The problem. Copy out the data word for word. The images are not part of the copy.

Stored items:
◆ ◆ ◆ ◆
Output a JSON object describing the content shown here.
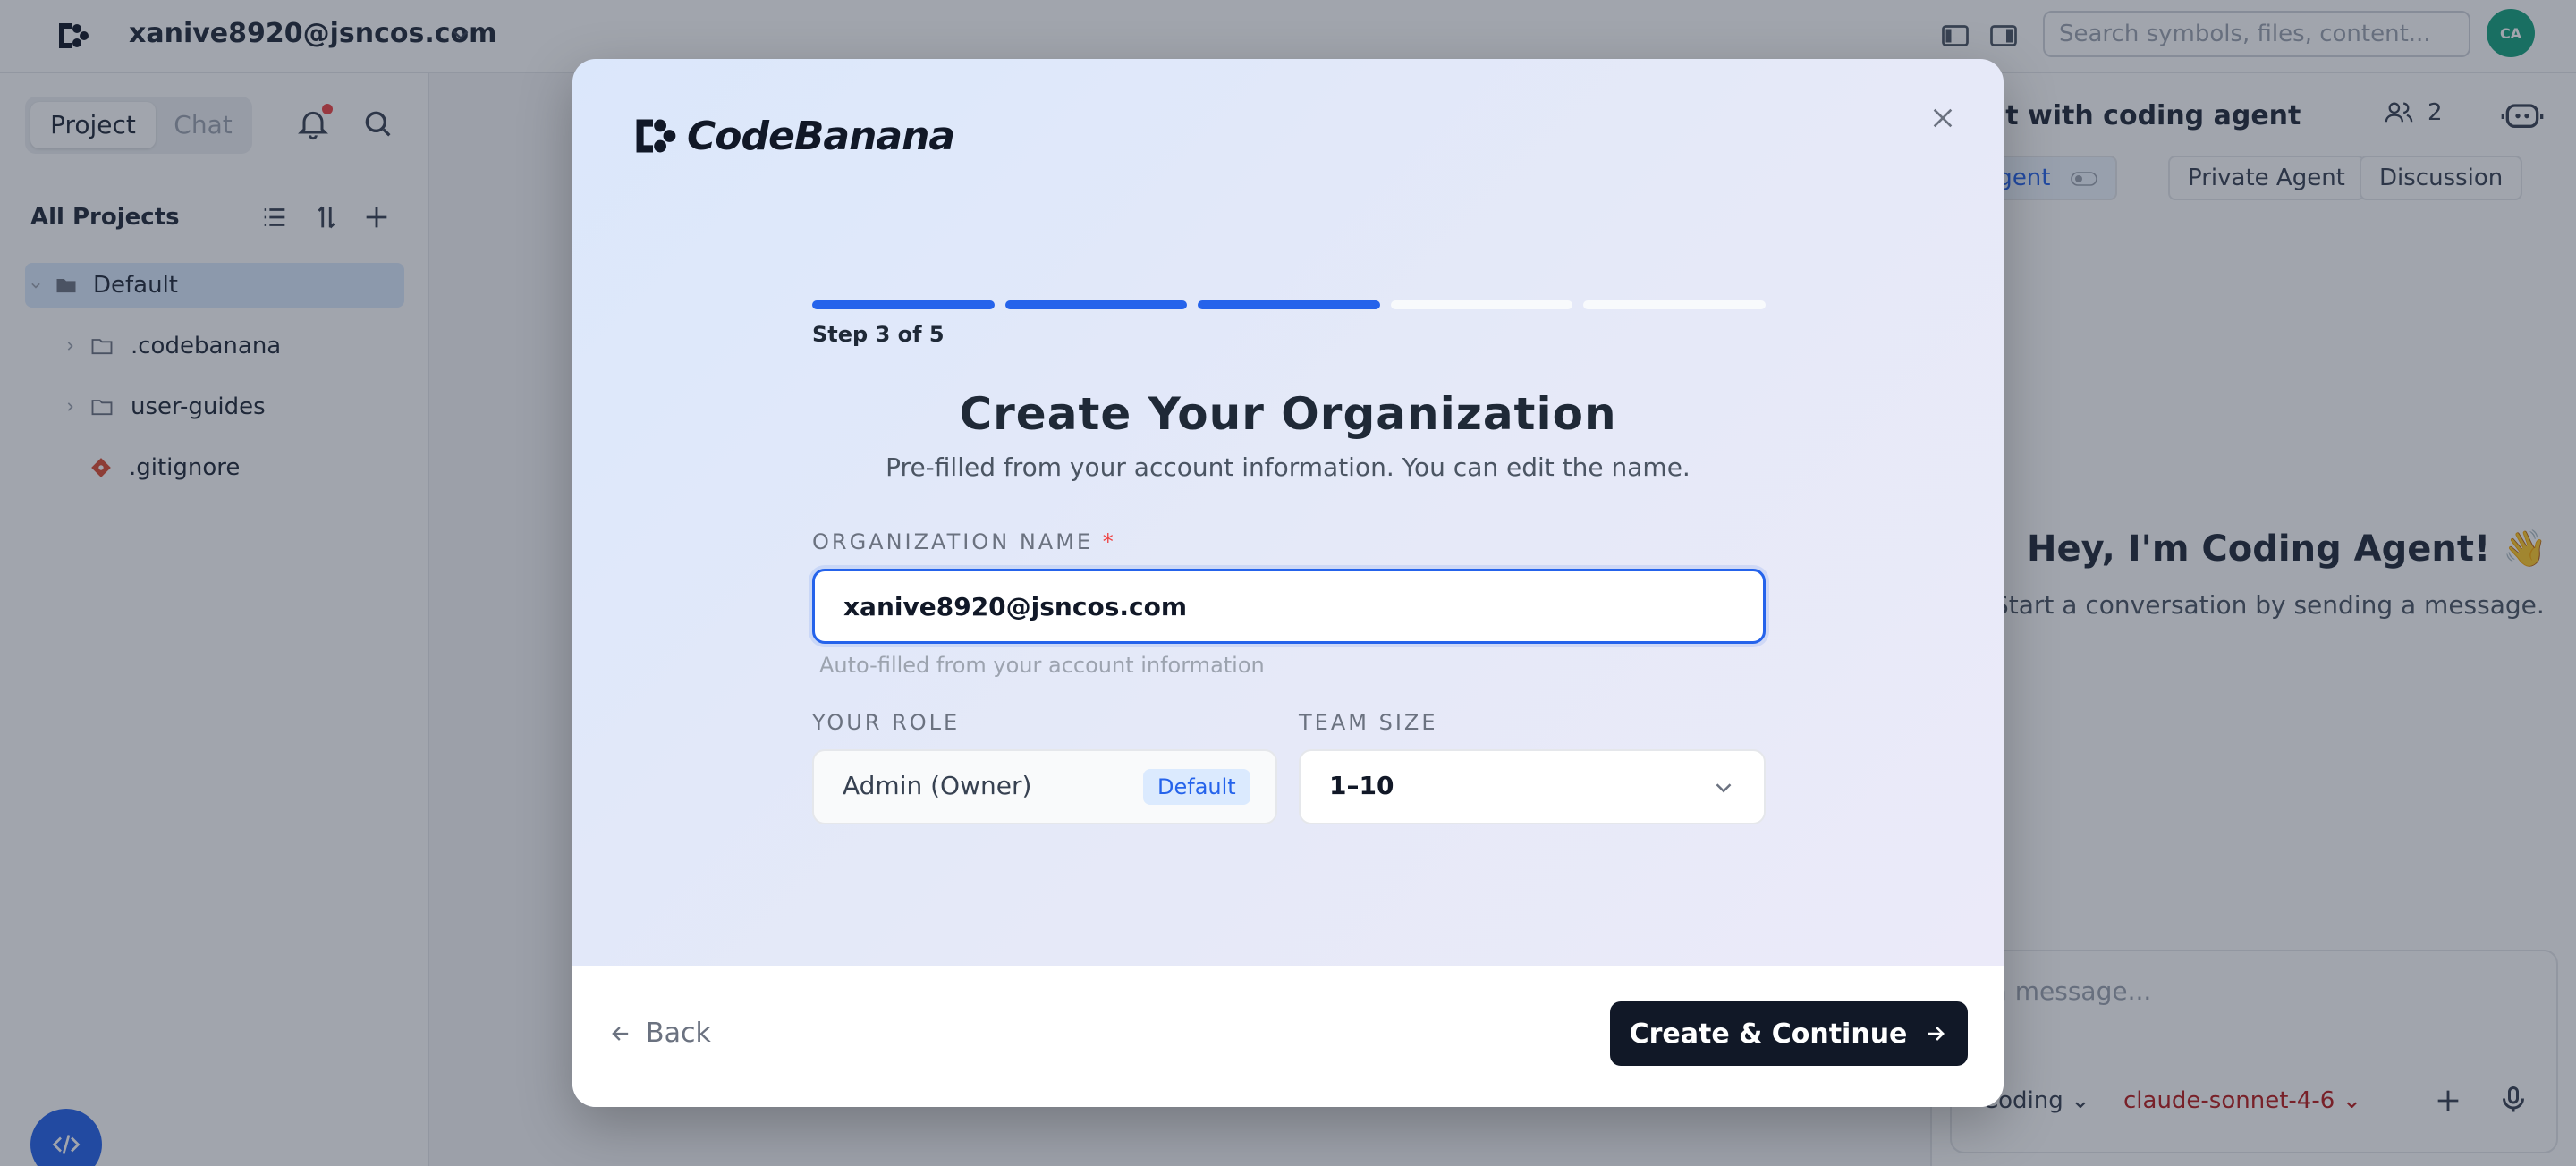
{
  "app": {
    "account": "xanive8920@jsncos.com",
    "search_placeholder": "Search symbols, files, content...",
    "avatar_initials": "CA"
  },
  "sidebar": {
    "tabs": [
      "Project",
      "Chat"
    ],
    "active_tab": "Project",
    "section_title": "All Projects",
    "tree": [
      {
        "label": "Default",
        "type": "folder",
        "selected": true
      },
      {
        "label": ".codebanana",
        "type": "folder"
      },
      {
        "label": "user-guides",
        "type": "folder"
      },
      {
        "label": ".gitignore",
        "type": "git-file"
      }
    ]
  },
  "chat": {
    "title": "at with coding agent",
    "participants": "2",
    "tabs": [
      "am Agent",
      "Private Agent",
      "Discussion"
    ],
    "greeting": "Hey, I'm Coding Agent! 👋",
    "greeting_sub": "Start a conversation by sending a message.",
    "input_placeholder": "d a message...",
    "mode": "Coding",
    "model": "claude-sonnet-4-6"
  },
  "modal": {
    "brand": "CodeBanana",
    "progress": {
      "current": 3,
      "total": 5
    },
    "step_label": "Step 3 of 5",
    "title": "Create Your Organization",
    "subtitle": "Pre-filled from your account information. You can edit the name.",
    "org_label": "ORGANIZATION NAME",
    "org_required": "*",
    "org_value": "xanive8920@jsncos.com",
    "org_helper": "Auto-filled from your account information",
    "role_label": "YOUR ROLE",
    "role_value": "Admin (Owner)",
    "role_badge": "Default",
    "size_label": "TEAM SIZE",
    "size_value": "1–10",
    "back_label": "Back",
    "primary_label": "Create & Continue"
  },
  "colors": {
    "accent": "#2563eb",
    "primary_button": "#111827"
  }
}
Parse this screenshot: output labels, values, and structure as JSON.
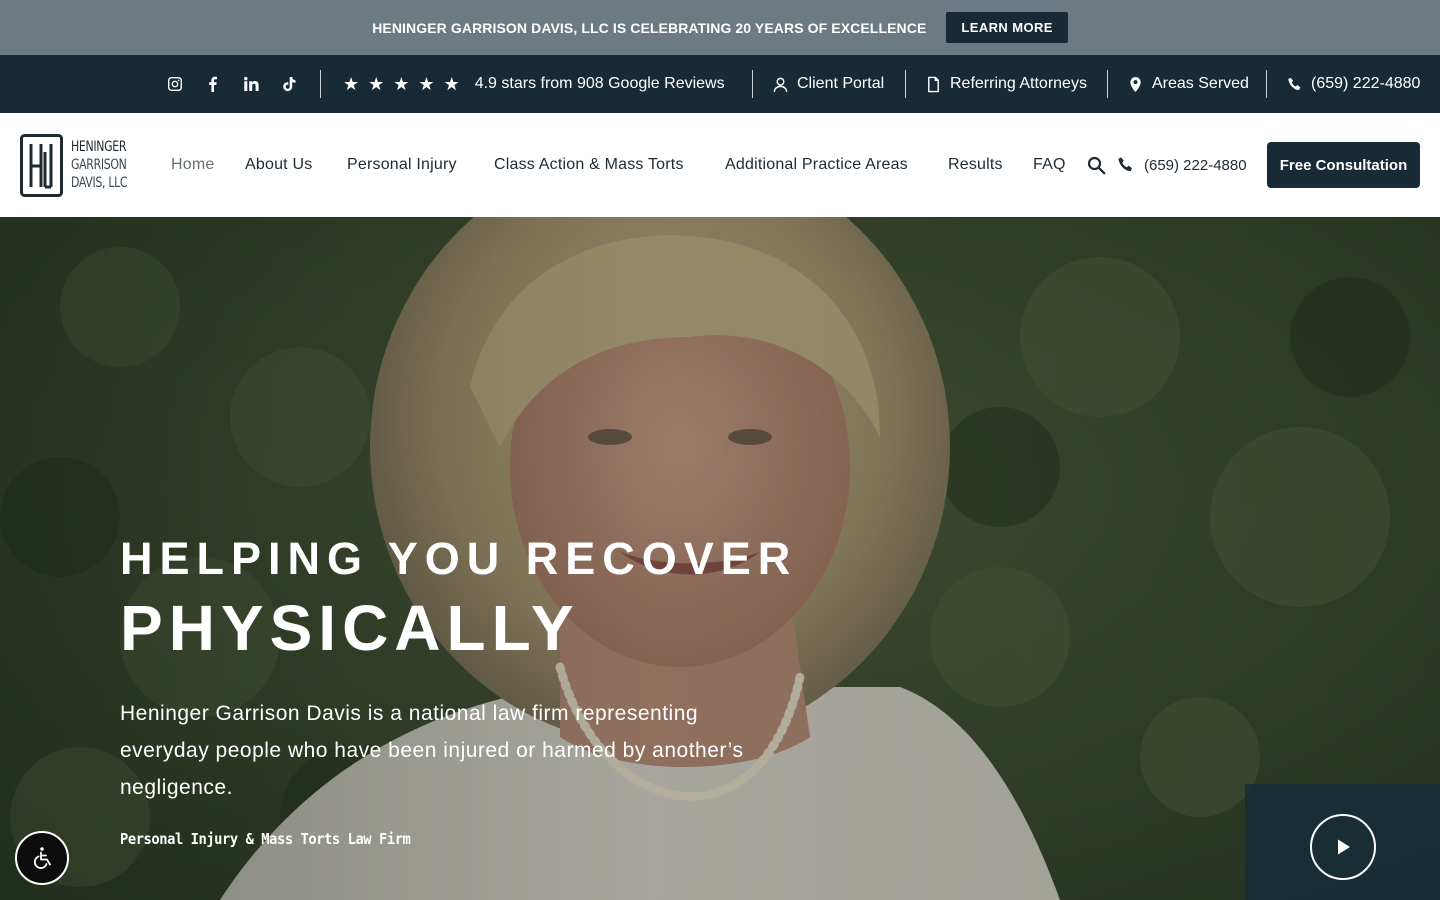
{
  "announcement": {
    "text": "HENINGER GARRISON DAVIS, LLC IS CELEBRATING 20 YEARS OF EXCELLENCE",
    "button_label": "LEARN MORE"
  },
  "utility_bar": {
    "social_icons": [
      "instagram-icon",
      "facebook-icon",
      "linkedin-icon",
      "tiktok-icon"
    ],
    "rating": {
      "stars": 5,
      "text": "4.9 stars from 908 Google Reviews"
    },
    "client_portal": "Client Portal",
    "referring_attorneys": "Referring Attorneys",
    "areas_served": "Areas Served",
    "phone": "(659) 222-4880"
  },
  "header": {
    "logo": {
      "line1": "HENINGER",
      "line2": "GARRISON",
      "line3": "DAVIS, LLC"
    },
    "nav": [
      {
        "label": "Home",
        "active": true
      },
      {
        "label": "About Us",
        "active": false
      },
      {
        "label": "Personal Injury",
        "active": false
      },
      {
        "label": "Class Action & Mass Torts",
        "active": false
      },
      {
        "label": "Additional Practice Areas",
        "active": false
      },
      {
        "label": "Results",
        "active": false
      },
      {
        "label": "FAQ",
        "active": false
      }
    ],
    "phone": "(659) 222-4880",
    "cta_label": "Free Consultation"
  },
  "hero": {
    "headline_line1": "HELPING YOU RECOVER",
    "headline_line2": "PHYSICALLY",
    "description": "Heninger Garrison Davis is a national law firm representing everyday people who have been injured or harmed by another’s negligence.",
    "tagline": "Personal Injury & Mass Torts Law Firm"
  },
  "colors": {
    "navy": "#172a35",
    "announcement_bg": "#6c7a82",
    "white": "#ffffff"
  }
}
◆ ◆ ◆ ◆
Answer for the task.
Output a JSON object describing the content shown here.
{
  "app": {
    "account": "xanive8920@jsncos.com",
    "search_placeholder": "Search symbols, files, content...",
    "avatar_initials": "CA"
  },
  "sidebar": {
    "tabs": [
      "Project",
      "Chat"
    ],
    "active_tab": "Project",
    "section_title": "All Projects",
    "tree": [
      {
        "label": "Default",
        "type": "folder",
        "selected": true
      },
      {
        "label": ".codebanana",
        "type": "folder"
      },
      {
        "label": "user-guides",
        "type": "folder"
      },
      {
        "label": ".gitignore",
        "type": "git-file"
      }
    ]
  },
  "chat": {
    "title": "at with coding agent",
    "participants": "2",
    "tabs": [
      "am Agent",
      "Private Agent",
      "Discussion"
    ],
    "greeting": "Hey, I'm Coding Agent! 👋",
    "greeting_sub": "Start a conversation by sending a message.",
    "input_placeholder": "d a message...",
    "mode": "Coding",
    "model": "claude-sonnet-4-6"
  },
  "modal": {
    "brand": "CodeBanana",
    "progress": {
      "current": 3,
      "total": 5
    },
    "step_label": "Step 3 of 5",
    "title": "Create Your Organization",
    "subtitle": "Pre-filled from your account information. You can edit the name.",
    "org_label": "ORGANIZATION NAME",
    "org_required": "*",
    "org_value": "xanive8920@jsncos.com",
    "org_helper": "Auto-filled from your account information",
    "role_label": "YOUR ROLE",
    "role_value": "Admin (Owner)",
    "role_badge": "Default",
    "size_label": "TEAM SIZE",
    "size_value": "1–10",
    "back_label": "Back",
    "primary_label": "Create & Continue"
  },
  "colors": {
    "accent": "#2563eb",
    "primary_button": "#111827"
  }
}
Parse this screenshot: output labels, values, and structure as JSON.
{
  "announcement": {
    "text": "HENINGER GARRISON DAVIS, LLC IS CELEBRATING 20 YEARS OF EXCELLENCE",
    "button_label": "LEARN MORE"
  },
  "utility_bar": {
    "social_icons": [
      "instagram-icon",
      "facebook-icon",
      "linkedin-icon",
      "tiktok-icon"
    ],
    "rating": {
      "stars": 5,
      "text": "4.9 stars from 908 Google Reviews"
    },
    "client_portal": "Client Portal",
    "referring_attorneys": "Referring Attorneys",
    "areas_served": "Areas Served",
    "phone": "(659) 222-4880"
  },
  "header": {
    "logo": {
      "line1": "HENINGER",
      "line2": "GARRISON",
      "line3": "DAVIS, LLC"
    },
    "nav": [
      {
        "label": "Home",
        "active": true
      },
      {
        "label": "About Us",
        "active": false
      },
      {
        "label": "Personal Injury",
        "active": false
      },
      {
        "label": "Class Action & Mass Torts",
        "active": false
      },
      {
        "label": "Additional Practice Areas",
        "active": false
      },
      {
        "label": "Results",
        "active": false
      },
      {
        "label": "FAQ",
        "active": false
      }
    ],
    "phone": "(659) 222-4880",
    "cta_label": "Free Consultation"
  },
  "hero": {
    "headline_line1": "HELPING YOU RECOVER",
    "headline_line2": "PHYSICALLY",
    "description": "Heninger Garrison Davis is a national law firm representing everyday people who have been injured or harmed by another’s negligence.",
    "tagline": "Personal Injury & Mass Torts Law Firm"
  },
  "colors": {
    "navy": "#172a35",
    "announcement_bg": "#6c7a82",
    "white": "#ffffff"
  }
}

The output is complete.